--- Data listing Enclosed Below ---
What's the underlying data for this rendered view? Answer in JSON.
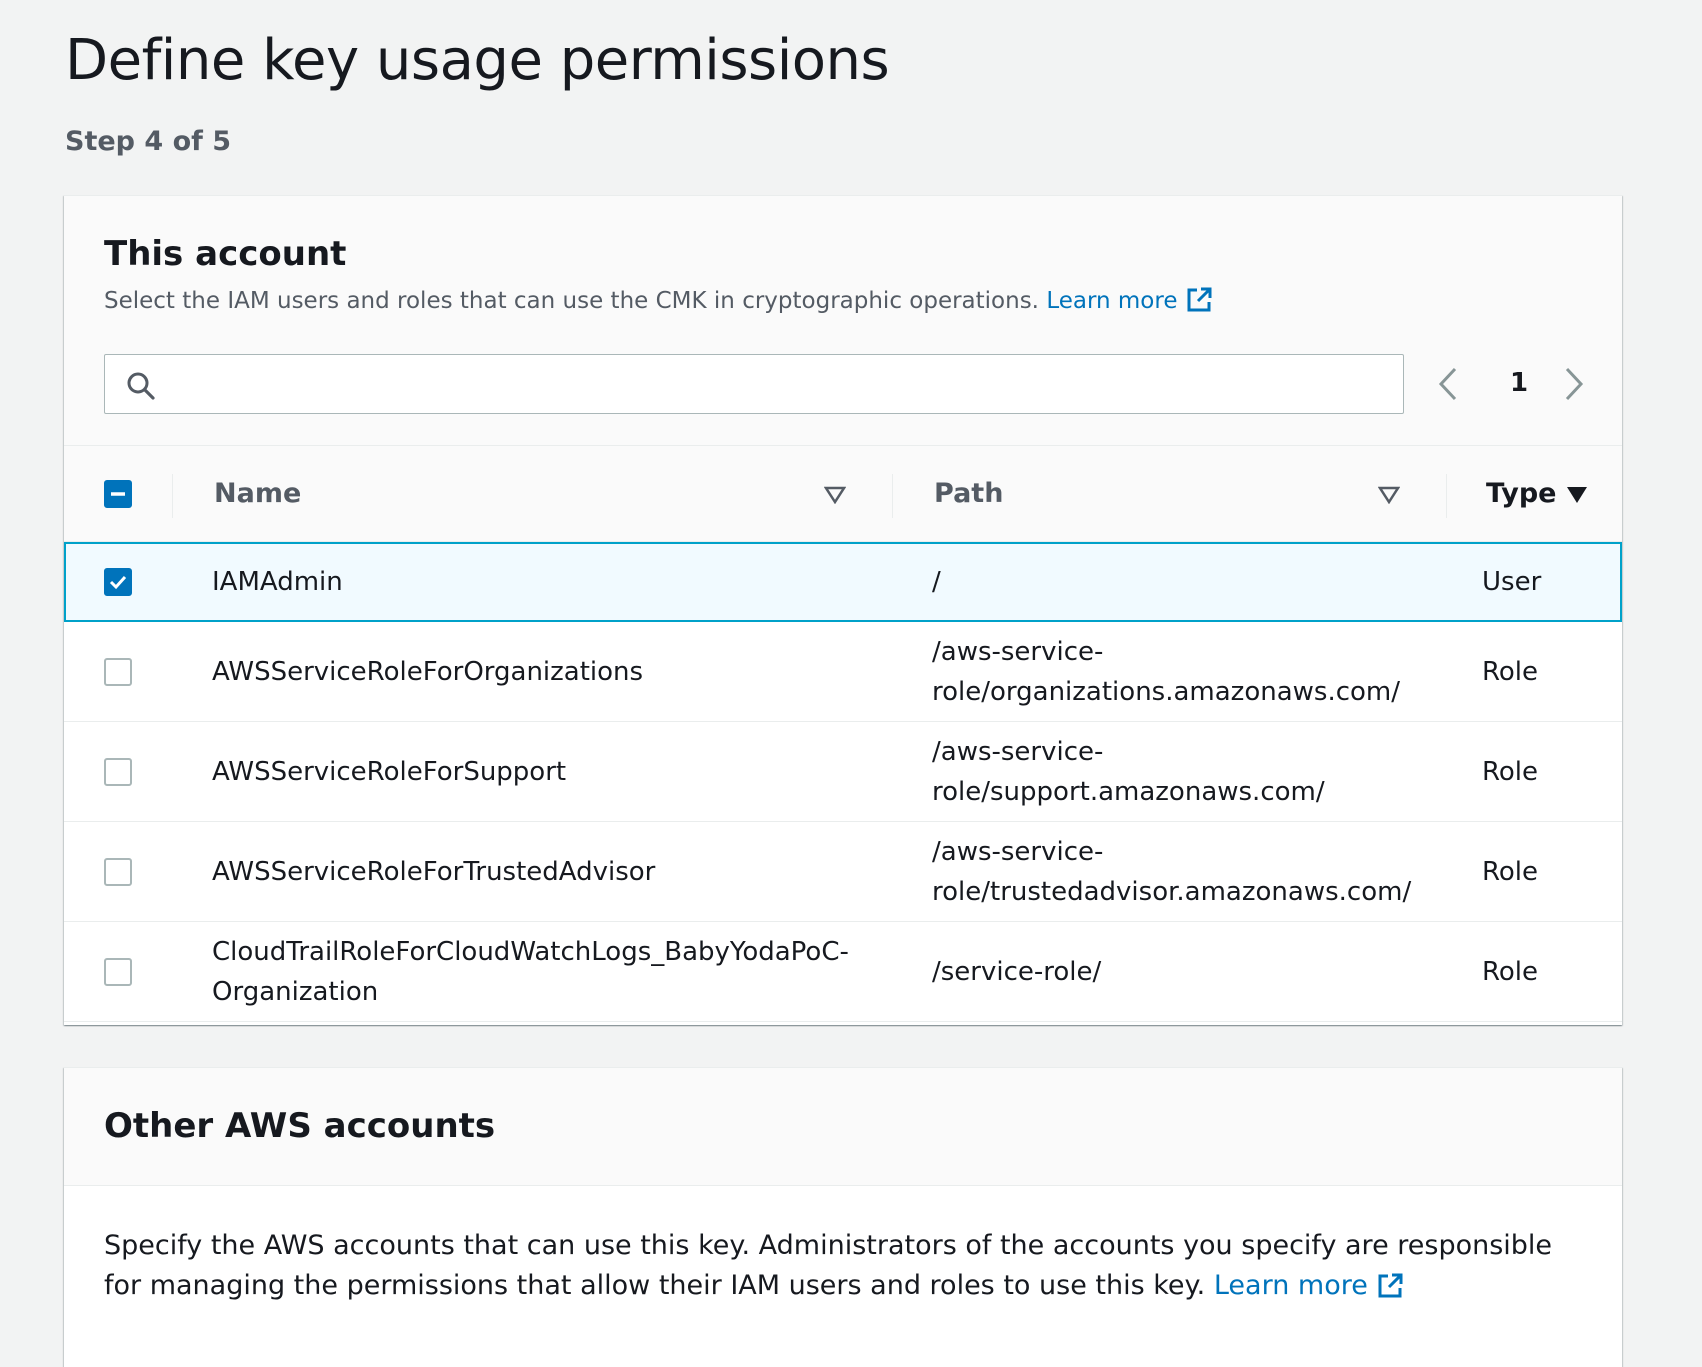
{
  "page": {
    "title": "Define key usage permissions",
    "step": "Step 4 of 5"
  },
  "this_account": {
    "title": "This account",
    "description": "Select the IAM users and roles that can use the CMK in cryptographic operations.",
    "learn_more": "Learn more",
    "search": {
      "value": "",
      "placeholder": ""
    },
    "pagination": {
      "current_page": "1"
    },
    "table": {
      "columns": [
        {
          "label": "Name",
          "sort": "none"
        },
        {
          "label": "Path",
          "sort": "none"
        },
        {
          "label": "Type",
          "sort": "descending"
        }
      ],
      "rows": [
        {
          "checked": true,
          "name": "IAMAdmin",
          "path": "/",
          "type": "User"
        },
        {
          "checked": false,
          "name": "AWSServiceRoleForOrganizations",
          "path_line1": "/aws-service-",
          "path_line2": "role/organizations.amazonaws.com/",
          "type": "Role"
        },
        {
          "checked": false,
          "name": "AWSServiceRoleForSupport",
          "path_line1": "/aws-service-",
          "path_line2": "role/support.amazonaws.com/",
          "type": "Role"
        },
        {
          "checked": false,
          "name": "AWSServiceRoleForTrustedAdvisor",
          "path_line1": "/aws-service-",
          "path_line2": "role/trustedadvisor.amazonaws.com/",
          "type": "Role"
        },
        {
          "checked": false,
          "name_line1": "CloudTrailRoleForCloudWatchLogs_BabyYodaPoC-",
          "name_line2": "Organization",
          "path": "/service-role/",
          "type": "Role"
        }
      ]
    }
  },
  "other_accounts": {
    "title": "Other AWS accounts",
    "description": "Specify the AWS accounts that can use this key. Administrators of the accounts you specify are responsible for managing the permissions that allow their IAM users and roles to use this key.",
    "learn_more": "Learn more"
  },
  "colors": {
    "link": "#0073bb",
    "selected_row_bg": "#f1faff",
    "selected_row_border": "#00a1c9",
    "checkbox_checked": "#0073bb"
  }
}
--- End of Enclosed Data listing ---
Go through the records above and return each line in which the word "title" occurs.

    "title": "Define key usage permissions",
    "title": "This account",
    "title": "Other AWS accounts",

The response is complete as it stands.